|Project by Tennessee||posted 01-01-2016 01:37 PM||2051 views||16 times favorited||15 comments|
I actually built this table over six months ago. I kind of fell in love with Greg Klassen’s River Table Collection.
It was supposed to go into the gallery I sell in.
Not having raw edged wood like Mr. Klassen uses on almost every piece, I decided to add my own touch by putting in a walnut strip along the river’s edge.
The basic table is white oak, with tapered legs. No joints to speak of, just screw and button construction on the rectangle box, and the legs are held in from the inside, screwed to the frame like most factory furniture. Solid and strong.
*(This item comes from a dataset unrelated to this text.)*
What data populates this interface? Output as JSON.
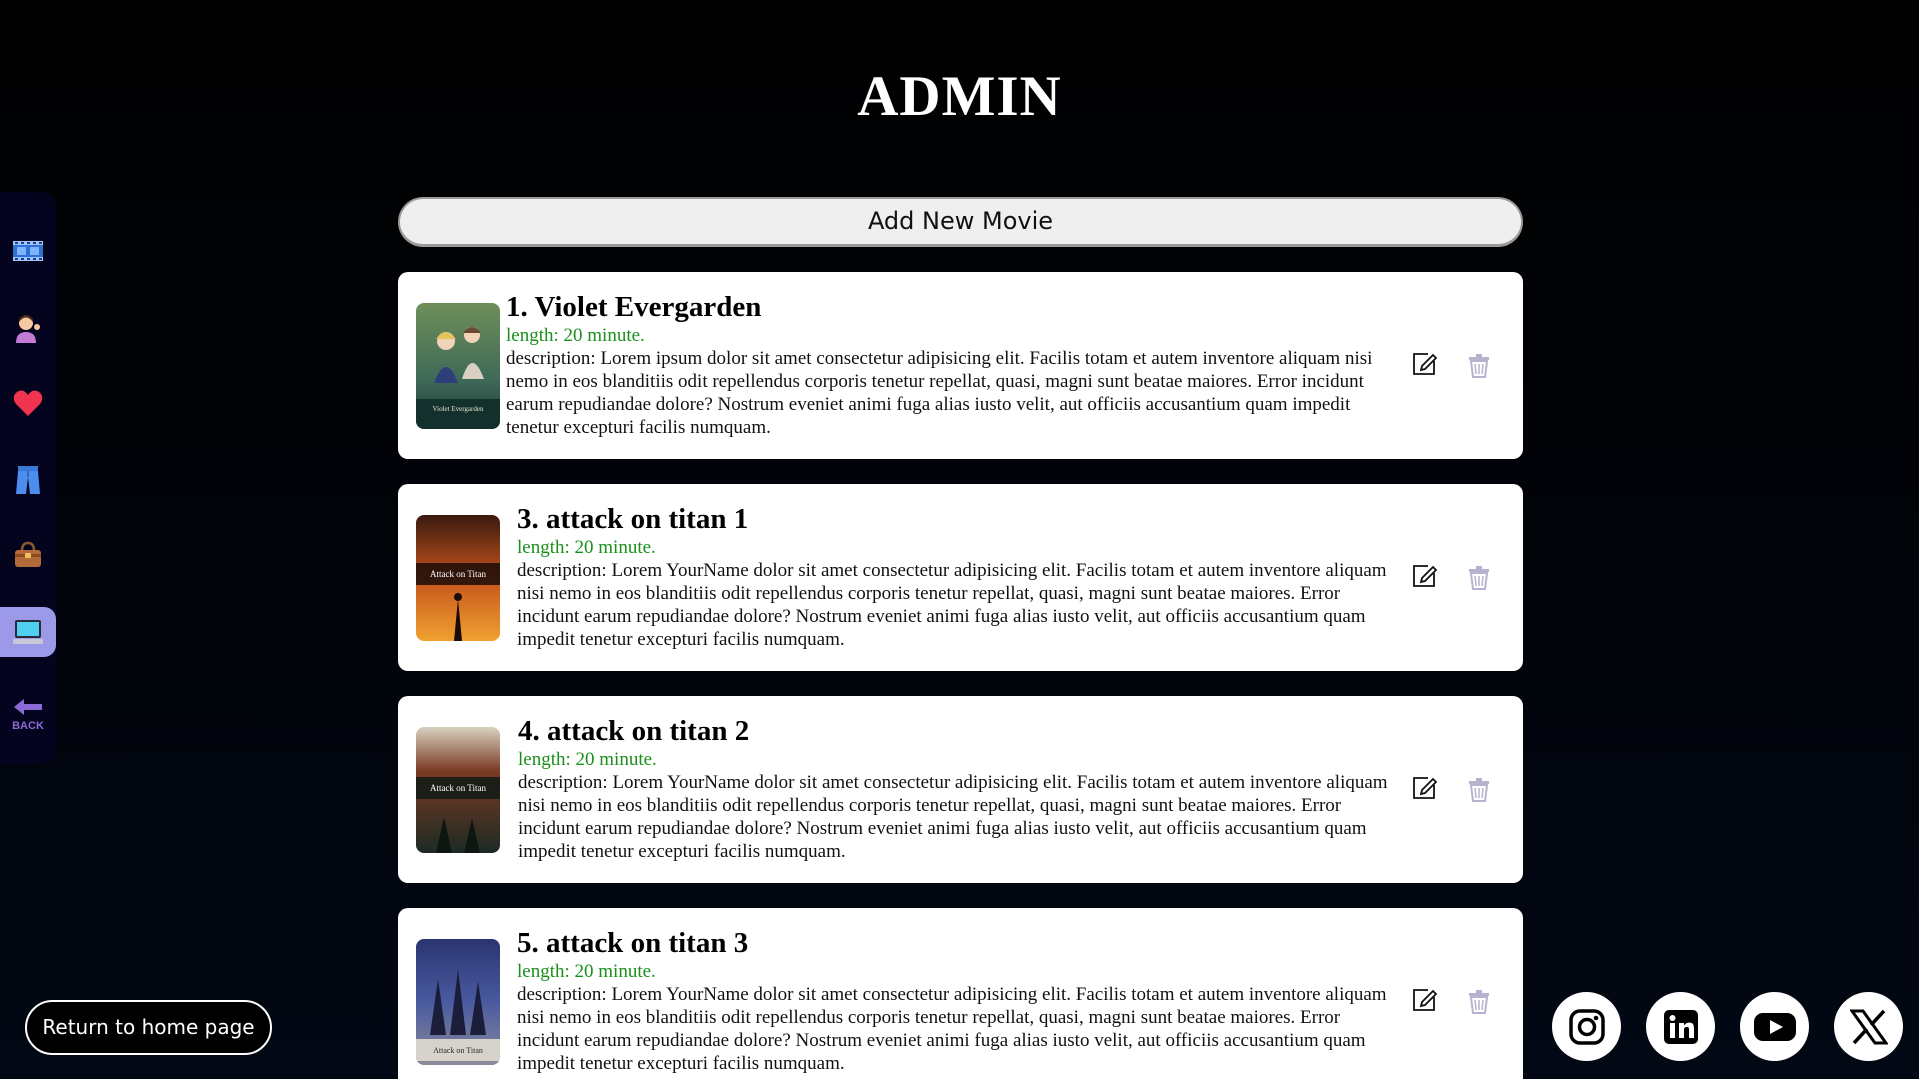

The top I had to do the walnut/oak strip thing, an old woodworker’s trick a lot of you have seen. I’m sure someone will ask me how that is done. It is the same process I used on my “Race of Life” bandsaw box, posted on this site as another project.
At one point I was going to take the leftovers which I glued up into a mirror image piece and use it as a shelf, but it looked off.
When I had two halves, I simply cut the walnut about 1 1/2” from it’s glue point to the oak to form a wandering strip. Then I routered a small, 1/4” ledge in the edge of the walnut to support the glass.
I then mounted the top pieces, (wood only), to the frame and had a table with no glass. I took heavy cardboard and cut it into a pattern that fit into the ledge so it would sit in the tabletop as the glass would.
I took that template to my local glass guy and he cut me a 3/16” or 1/4” (can’t remember) thick piece of bronze glass. It is not tempered but strong and stable.
I knew that the glass might come in a bit big, but I thought it much easier to remove a bit of wood here and there than it would be to grind the glass into place.
While all this was going on, a couple from New York, just moved here visited the glass company with the same request – they wanted to build themselves a table like this.
The glass company knows me, so they said this local woodworker was doing just that, and they might call me. They did, and came over and wrote a check for the table before I even had final sanded it for finish.
Since it all happened so fast, I never got pictures of it.
Just two days ago the lady sent me a couple pictures of it in her living room.
The table is the usual coffee table height, and the top is I think 32” X 18”. Cannot remember exactly. I used the mirror image scrap for a front on a bandsaw jewelry box which my gallery sold over Christmas, so all ended well.
I’d like to make more of these, but they seem a bit niche, and might be hard to sell. Don’t know.
As always, copy it if you want!
Thanks for lookin’!
-- Paul, Tennessee, http://www.tsunamiguitars.com